» Task description: Please return all the records exactly, with nothing left out.

[Dataset rows for apps and sites]
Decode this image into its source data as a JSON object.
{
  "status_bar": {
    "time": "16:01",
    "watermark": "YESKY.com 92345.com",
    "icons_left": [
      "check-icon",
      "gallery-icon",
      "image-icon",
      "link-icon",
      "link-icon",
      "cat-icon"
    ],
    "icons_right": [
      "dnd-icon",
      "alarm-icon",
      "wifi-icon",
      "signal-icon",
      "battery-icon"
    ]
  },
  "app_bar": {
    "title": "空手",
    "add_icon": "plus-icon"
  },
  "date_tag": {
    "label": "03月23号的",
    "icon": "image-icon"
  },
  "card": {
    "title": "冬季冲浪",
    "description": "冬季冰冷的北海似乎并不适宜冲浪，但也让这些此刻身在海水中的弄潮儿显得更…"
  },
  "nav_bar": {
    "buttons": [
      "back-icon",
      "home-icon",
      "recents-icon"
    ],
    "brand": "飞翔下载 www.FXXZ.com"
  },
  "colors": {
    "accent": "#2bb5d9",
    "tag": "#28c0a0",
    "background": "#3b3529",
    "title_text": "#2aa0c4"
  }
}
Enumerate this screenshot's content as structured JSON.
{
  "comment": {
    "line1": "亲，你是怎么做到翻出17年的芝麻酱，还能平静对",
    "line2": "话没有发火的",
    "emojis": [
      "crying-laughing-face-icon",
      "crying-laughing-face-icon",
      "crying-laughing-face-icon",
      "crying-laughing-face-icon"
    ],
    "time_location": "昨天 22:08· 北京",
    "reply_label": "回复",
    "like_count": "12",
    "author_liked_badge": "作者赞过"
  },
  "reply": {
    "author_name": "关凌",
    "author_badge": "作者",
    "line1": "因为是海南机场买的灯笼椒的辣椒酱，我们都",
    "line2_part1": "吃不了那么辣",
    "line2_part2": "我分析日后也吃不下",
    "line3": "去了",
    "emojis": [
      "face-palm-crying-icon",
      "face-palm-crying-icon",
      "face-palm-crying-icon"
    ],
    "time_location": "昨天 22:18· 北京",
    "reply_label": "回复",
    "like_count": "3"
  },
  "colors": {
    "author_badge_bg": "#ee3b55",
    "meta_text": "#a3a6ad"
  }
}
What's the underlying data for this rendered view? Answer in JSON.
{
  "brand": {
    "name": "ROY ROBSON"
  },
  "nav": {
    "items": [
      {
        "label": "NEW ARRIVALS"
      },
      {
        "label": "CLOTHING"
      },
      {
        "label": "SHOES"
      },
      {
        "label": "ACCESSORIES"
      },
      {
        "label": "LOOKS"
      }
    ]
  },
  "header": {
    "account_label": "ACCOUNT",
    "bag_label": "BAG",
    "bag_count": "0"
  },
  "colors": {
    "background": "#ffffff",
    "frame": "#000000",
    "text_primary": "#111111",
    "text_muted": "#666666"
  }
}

» Answer to this task:
Decode this image into its source data as a JSON object.
{
  "status_bar": {
    "time": "16:01",
    "watermark": "YESKY.com 92345.com",
    "icons_left": [
      "check-icon",
      "gallery-icon",
      "image-icon",
      "link-icon",
      "link-icon",
      "cat-icon"
    ],
    "icons_right": [
      "dnd-icon",
      "alarm-icon",
      "wifi-icon",
      "signal-icon",
      "battery-icon"
    ]
  },
  "app_bar": {
    "title": "空手",
    "add_icon": "plus-icon"
  },
  "date_tag": {
    "label": "03月23号的",
    "icon": "image-icon"
  },
  "card": {
    "title": "冬季冲浪",
    "description": "冬季冰冷的北海似乎并不适宜冲浪，但也让这些此刻身在海水中的弄潮儿显得更…"
  },
  "nav_bar": {
    "buttons": [
      "back-icon",
      "home-icon",
      "recents-icon"
    ],
    "brand": "飞翔下载 www.FXXZ.com"
  },
  "colors": {
    "accent": "#2bb5d9",
    "tag": "#28c0a0",
    "background": "#3b3529",
    "title_text": "#2aa0c4"
  }
}
Enumerate this screenshot's content as structured JSON.
{
  "comment": {
    "line1": "亲，你是怎么做到翻出17年的芝麻酱，还能平静对",
    "line2": "话没有发火的",
    "emojis": [
      "crying-laughing-face-icon",
      "crying-laughing-face-icon",
      "crying-laughing-face-icon",
      "crying-laughing-face-icon"
    ],
    "time_location": "昨天 22:08· 北京",
    "reply_label": "回复",
    "like_count": "12",
    "author_liked_badge": "作者赞过"
  },
  "reply": {
    "author_name": "关凌",
    "author_badge": "作者",
    "line1": "因为是海南机场买的灯笼椒的辣椒酱，我们都",
    "line2_part1": "吃不了那么辣",
    "line2_part2": "我分析日后也吃不下",
    "line3": "去了",
    "emojis": [
      "face-palm-crying-icon",
      "face-palm-crying-icon",
      "face-palm-crying-icon"
    ],
    "time_location": "昨天 22:18· 北京",
    "reply_label": "回复",
    "like_count": "3"
  },
  "colors": {
    "author_badge_bg": "#ee3b55",
    "meta_text": "#a3a6ad"
  }
}
What's the underlying data for this rendered view? Answer in JSON.
{
  "brand": {
    "name": "ROY ROBSON"
  },
  "nav": {
    "items": [
      {
        "label": "NEW ARRIVALS"
      },
      {
        "label": "CLOTHING"
      },
      {
        "label": "SHOES"
      },
      {
        "label": "ACCESSORIES"
      },
      {
        "label": "LOOKS"
      }
    ]
  },
  "header": {
    "account_label": "ACCOUNT",
    "bag_label": "BAG",
    "bag_count": "0"
  },
  "colors": {
    "background": "#ffffff",
    "frame": "#000000",
    "text_primary": "#111111",
    "text_muted": "#666666"
  }
}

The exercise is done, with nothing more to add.